reopening of this hundred year old building,
with its new extension, makes it all the
more important to spotlight the exhibition policy of this gallery,
which is a registered charity under the control
of its trustees.
In recent years there has been widespread and keenly felt discontent
amongst a broad section of the public who hitherto nurtured a close
interest in the gallery, many of whom have become alienated by the
policies of the past decade, feeling that things have gone importantly
astray and that the valuable wall-space has been usurped, to be used in
ways far from those proper for the gallery. The latter considerations are
defined in the gallery's well-nigh unique bequest as being essentially for
the benefit of artists working in west Cornwall.
Under the Lease recently come
into effect, there are to be regular discussions of exhibition policy and
other matters between the director with members of the management and
trustee panels. It has already been agreed that a new climate of
cooperation between these bodies is established, and that this should now
be carried forward.
There is a provision written into the constitution that makes possible an
element of education. However, it is self-evident that this should not be
used as a loophole to corrupt or undermine the true intentions for the
gallery, as has happened extensively over the past decade when the
professional ambition of those involved have
sometimes taken precedence over the gallery's limitations, connected
intimately with the specific artistic history of Newlyn.
Fortunately, there is now every indication that the new director, James
Green, is sufficiently able and imaginative to embrace within the legally
binding conditions under which he must work, perimeters for a series of
first rate exhibitions. He appears to be open-minded and has now been in
the area long enough to visit by invitation artists’ studios in order to
discuss ways of including the best work being produced in the area into
his now developing programme.
Seen in its long-term perspective, exhibiting at the Gallery has always
been competitive, with rival factions and individuals contending keenly
for the available limited space; views severely at variance one with
another about what it is valid to exhibit have always been asserted. The
creative battlefield which stretches into the future now
involves an area
more fundamental than conflicts of artistic styles; it involves as a
positive factor the gallery's essential restricted and regional nature,
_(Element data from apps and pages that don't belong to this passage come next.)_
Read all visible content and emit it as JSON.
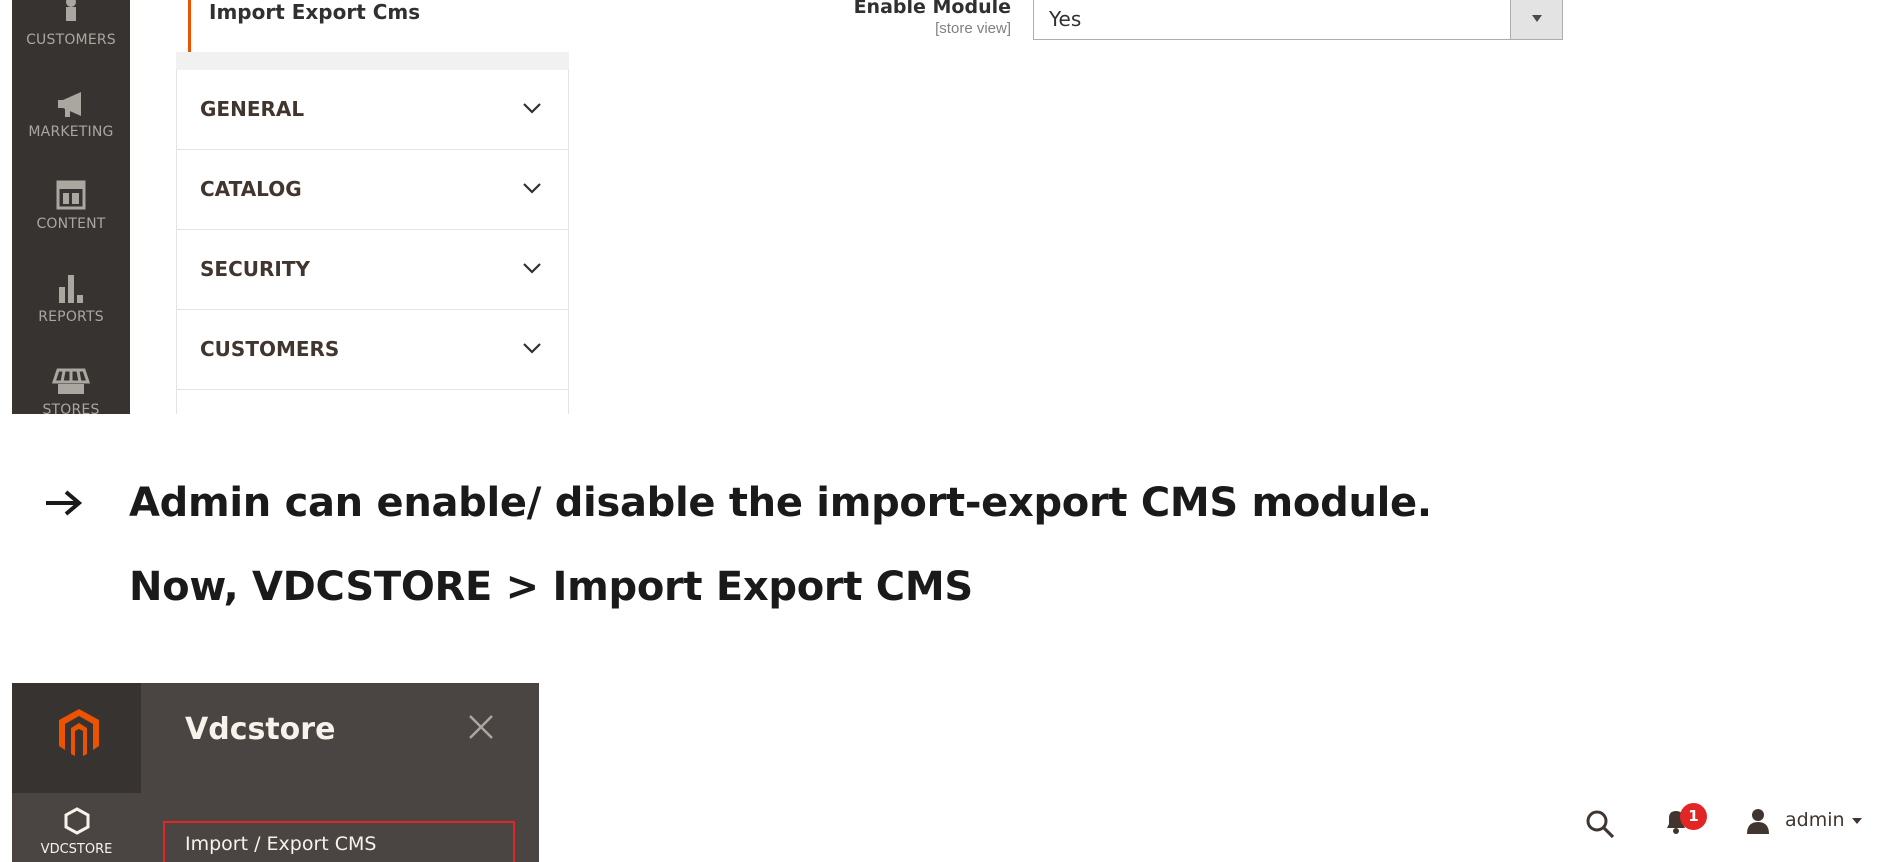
{
  "top_screenshot": {
    "sidebar": {
      "items": [
        {
          "label": "CUSTOMERS",
          "icon": "customers-icon"
        },
        {
          "label": "MARKETING",
          "icon": "megaphone-icon"
        },
        {
          "label": "CONTENT",
          "icon": "content-icon"
        },
        {
          "label": "REPORTS",
          "icon": "bar-chart-icon"
        },
        {
          "label": "STORES",
          "icon": "store-icon"
        }
      ]
    },
    "active_section": "Import Export Cms",
    "tabs": [
      {
        "label": "GENERAL"
      },
      {
        "label": "CATALOG"
      },
      {
        "label": "SECURITY"
      },
      {
        "label": "CUSTOMERS"
      }
    ],
    "field": {
      "label": "Enable Module",
      "scope": "[store view]",
      "value": "Yes"
    },
    "colors": {
      "sidebar": "#373330",
      "accent": "#eb5202"
    }
  },
  "note": {
    "bullet": "→",
    "line1": "Admin can enable/ disable the import-export CMS module.",
    "line2": "Now, VDCSTORE > Import Export CMS"
  },
  "bottom_screenshot": {
    "nav_item": {
      "label": "VDCSTORE",
      "icon": "hexagon-icon"
    },
    "flyout": {
      "title": "Vdcstore",
      "link": "Import / Export CMS"
    },
    "header": {
      "notification_count": "1",
      "user": "admin"
    },
    "colors": {
      "highlight": "#e22626",
      "logo": "#eb5202"
    }
  }
}
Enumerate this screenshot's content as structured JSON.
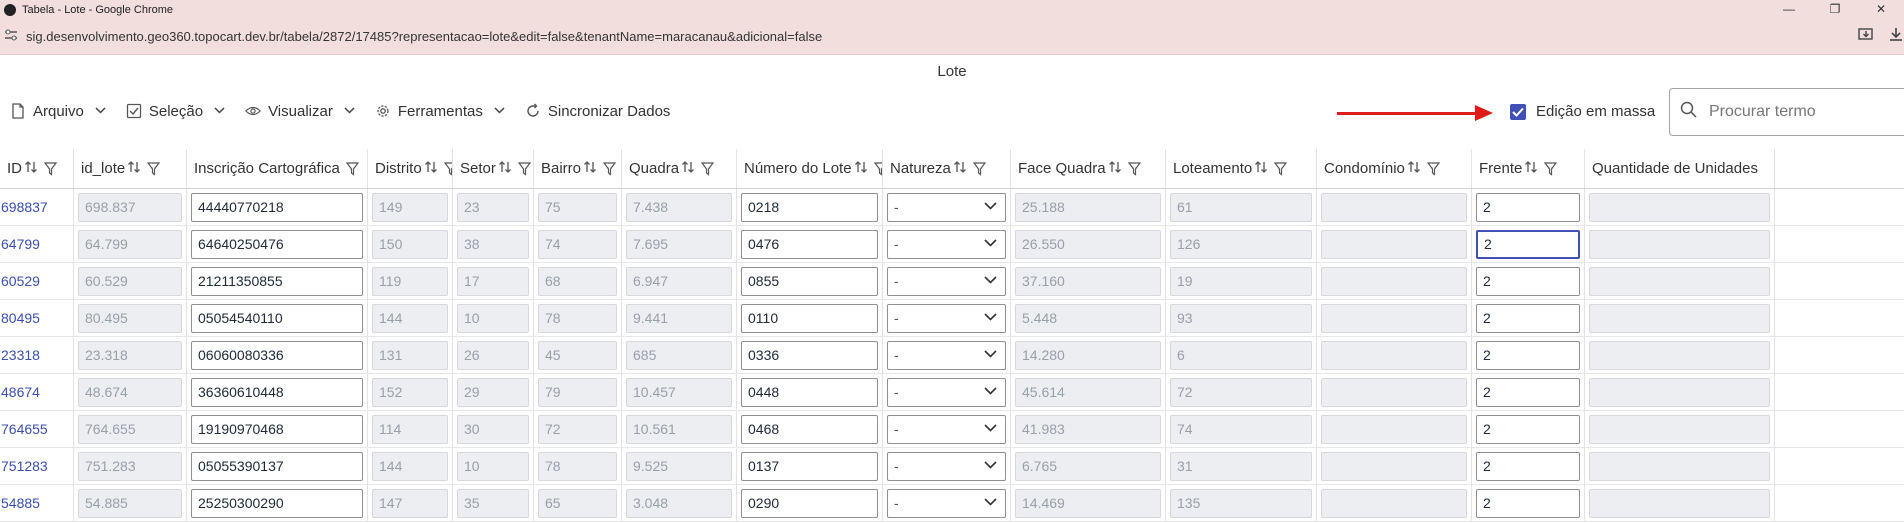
{
  "window": {
    "title": "Tabela - Lote - Google Chrome",
    "minimize": "—",
    "restore": "❐",
    "close": "✕"
  },
  "browser": {
    "url": "sig.desenvolvimento.geo360.topocart.dev.br/tabela/2872/17485?representacao=lote&edit=false&tenantName=maracanau&adicional=false"
  },
  "page": {
    "title": "Lote"
  },
  "toolbar": {
    "menus": [
      {
        "label": "Arquivo",
        "icon": "file-icon"
      },
      {
        "label": "Seleção",
        "icon": "checkbox-icon"
      },
      {
        "label": "Visualizar",
        "icon": "eye-icon"
      },
      {
        "label": "Ferramentas",
        "icon": "gear-icon"
      }
    ],
    "sync_label": "Sincronizar Dados",
    "mass_edit_label": "Edição em massa",
    "mass_edit_checked": true,
    "search_placeholder": "Procurar termo"
  },
  "annotation": {
    "arrow_color": "#e01b1b"
  },
  "colors": {
    "accent": "#3f51b5",
    "link": "#3b4fb0"
  },
  "table": {
    "columns": [
      "ID",
      "id_lote",
      "Inscrição Cartográfica",
      "Distrito",
      "Setor",
      "Bairro",
      "Quadra",
      "Número do Lote",
      "Natureza",
      "Face Quadra",
      "Loteamento",
      "Condomínio",
      "Frente",
      "Quantidade de Unidades"
    ],
    "rows": [
      {
        "id": "698837",
        "id_lote": "698.837",
        "inscricao": "44440770218",
        "distrito": "149",
        "setor": "23",
        "bairro": "75",
        "quadra": "7.438",
        "numero_lote": "0218",
        "natureza": "-",
        "face_quadra": "25.188",
        "loteamento": "61",
        "condominio": "",
        "frente": "2",
        "quantidade": ""
      },
      {
        "id": "64799",
        "id_lote": "64.799",
        "inscricao": "64640250476",
        "distrito": "150",
        "setor": "38",
        "bairro": "74",
        "quadra": "7.695",
        "numero_lote": "0476",
        "natureza": "-",
        "face_quadra": "26.550",
        "loteamento": "126",
        "condominio": "",
        "frente": "2",
        "quantidade": ""
      },
      {
        "id": "60529",
        "id_lote": "60.529",
        "inscricao": "21211350855",
        "distrito": "119",
        "setor": "17",
        "bairro": "68",
        "quadra": "6.947",
        "numero_lote": "0855",
        "natureza": "-",
        "face_quadra": "37.160",
        "loteamento": "19",
        "condominio": "",
        "frente": "2",
        "quantidade": ""
      },
      {
        "id": "80495",
        "id_lote": "80.495",
        "inscricao": "05054540110",
        "distrito": "144",
        "setor": "10",
        "bairro": "78",
        "quadra": "9.441",
        "numero_lote": "0110",
        "natureza": "-",
        "face_quadra": "5.448",
        "loteamento": "93",
        "condominio": "",
        "frente": "2",
        "quantidade": ""
      },
      {
        "id": "23318",
        "id_lote": "23.318",
        "inscricao": "06060080336",
        "distrito": "131",
        "setor": "26",
        "bairro": "45",
        "quadra": "685",
        "numero_lote": "0336",
        "natureza": "-",
        "face_quadra": "14.280",
        "loteamento": "6",
        "condominio": "",
        "frente": "2",
        "quantidade": ""
      },
      {
        "id": "48674",
        "id_lote": "48.674",
        "inscricao": "36360610448",
        "distrito": "152",
        "setor": "29",
        "bairro": "79",
        "quadra": "10.457",
        "numero_lote": "0448",
        "natureza": "-",
        "face_quadra": "45.614",
        "loteamento": "72",
        "condominio": "",
        "frente": "2",
        "quantidade": ""
      },
      {
        "id": "764655",
        "id_lote": "764.655",
        "inscricao": "19190970468",
        "distrito": "114",
        "setor": "30",
        "bairro": "72",
        "quadra": "10.561",
        "numero_lote": "0468",
        "natureza": "-",
        "face_quadra": "41.983",
        "loteamento": "74",
        "condominio": "",
        "frente": "2",
        "quantidade": ""
      },
      {
        "id": "751283",
        "id_lote": "751.283",
        "inscricao": "05055390137",
        "distrito": "144",
        "setor": "10",
        "bairro": "78",
        "quadra": "9.525",
        "numero_lote": "0137",
        "natureza": "-",
        "face_quadra": "6.765",
        "loteamento": "31",
        "condominio": "",
        "frente": "2",
        "quantidade": ""
      },
      {
        "id": "54885",
        "id_lote": "54.885",
        "inscricao": "25250300290",
        "distrito": "147",
        "setor": "35",
        "bairro": "65",
        "quadra": "3.048",
        "numero_lote": "0290",
        "natureza": "-",
        "face_quadra": "14.469",
        "loteamento": "135",
        "condominio": "",
        "frente": "2",
        "quantidade": ""
      }
    ]
  }
}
the true raison d’etre of this fine building.
Although the trustees are determined to come to grips with the reality of
this situation, in the long run it is a question that will be
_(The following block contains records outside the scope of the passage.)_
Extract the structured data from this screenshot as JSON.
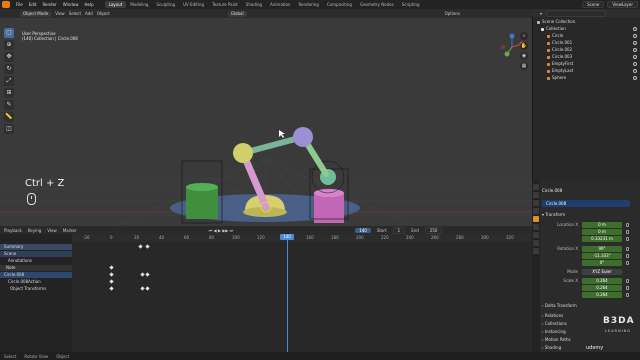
{
  "menu": {
    "items": [
      "File",
      "Edit",
      "Render",
      "Window",
      "Help"
    ]
  },
  "workspaces": [
    "Layout",
    "Modeling",
    "Sculpting",
    "UV Editing",
    "Texture Paint",
    "Shading",
    "Animation",
    "Rendering",
    "Compositing",
    "Geometry Nodes",
    "Scripting"
  ],
  "scene_field": "Scene",
  "viewlayer_field": "ViewLayer",
  "viewport": {
    "mode": "Object Mode",
    "menus": [
      "View",
      "Select",
      "Add",
      "Object"
    ],
    "orientation": "Global",
    "overlay_label": "Options",
    "info_line1": "User Perspective",
    "info_line2": "(140) Collection | Circle.008",
    "shortcut_text": "Ctrl + Z"
  },
  "timeline": {
    "menus": [
      "Playback",
      "Keying",
      "View",
      "Marker"
    ],
    "current_frame": "140",
    "start_label": "Start",
    "start_value": "1",
    "end_label": "End",
    "end_value": "250",
    "ticks": [
      "-20",
      "0",
      "20",
      "40",
      "60",
      "80",
      "100",
      "120",
      "140",
      "160",
      "180",
      "200",
      "220",
      "240",
      "260",
      "280",
      "300",
      "320"
    ],
    "channels": [
      "Summary",
      "Scene",
      "Annotations",
      "Note",
      "Circle.008",
      "Circle.008Action",
      "Object Transforms"
    ]
  },
  "status": {
    "items": [
      "Select",
      "Rotate View",
      "Object"
    ]
  },
  "outliner": {
    "title": "Scene Collection",
    "rows": [
      {
        "label": "Scene Collection",
        "color": "#bbbbbb"
      },
      {
        "label": "Collection",
        "color": "#e6e6e6"
      },
      {
        "label": "Circle",
        "color": "#e08a3c"
      },
      {
        "label": "Circle.001",
        "color": "#e08a3c"
      },
      {
        "label": "Circle.002",
        "color": "#e08a3c"
      },
      {
        "label": "Circle.003",
        "color": "#e08a3c"
      },
      {
        "label": "EmptyFirst",
        "color": "#e08a3c"
      },
      {
        "label": "EmptyLast",
        "color": "#e08a3c"
      },
      {
        "label": "Sphere",
        "color": "#e08a3c"
      }
    ]
  },
  "properties": {
    "object_title": "Circle.008",
    "object_name": "Circle.008",
    "transform_section": "Transform",
    "location_label": "Location X",
    "location": [
      "0 m",
      "0 m",
      "0.33231 m"
    ],
    "rotation_label": "Rotation X",
    "rotation": [
      "90°",
      "-11.333°",
      "0°"
    ],
    "mode_label": "Mode",
    "mode_value": "XYZ Euler",
    "scale_label": "Scale X",
    "scale": [
      "0.264",
      "0.264",
      "0.264"
    ],
    "sections": [
      "Delta Transform",
      "Relations",
      "Collections",
      "Instancing",
      "Motion Paths",
      "Shading"
    ]
  },
  "branding": {
    "logo_text": "B3DA",
    "logo_sub": "LEARNING",
    "watermark": "udemy"
  }
}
the active participation of the artists and the public. By
joining the Gallery (£12.50 p.a) you have a voice and a vote in its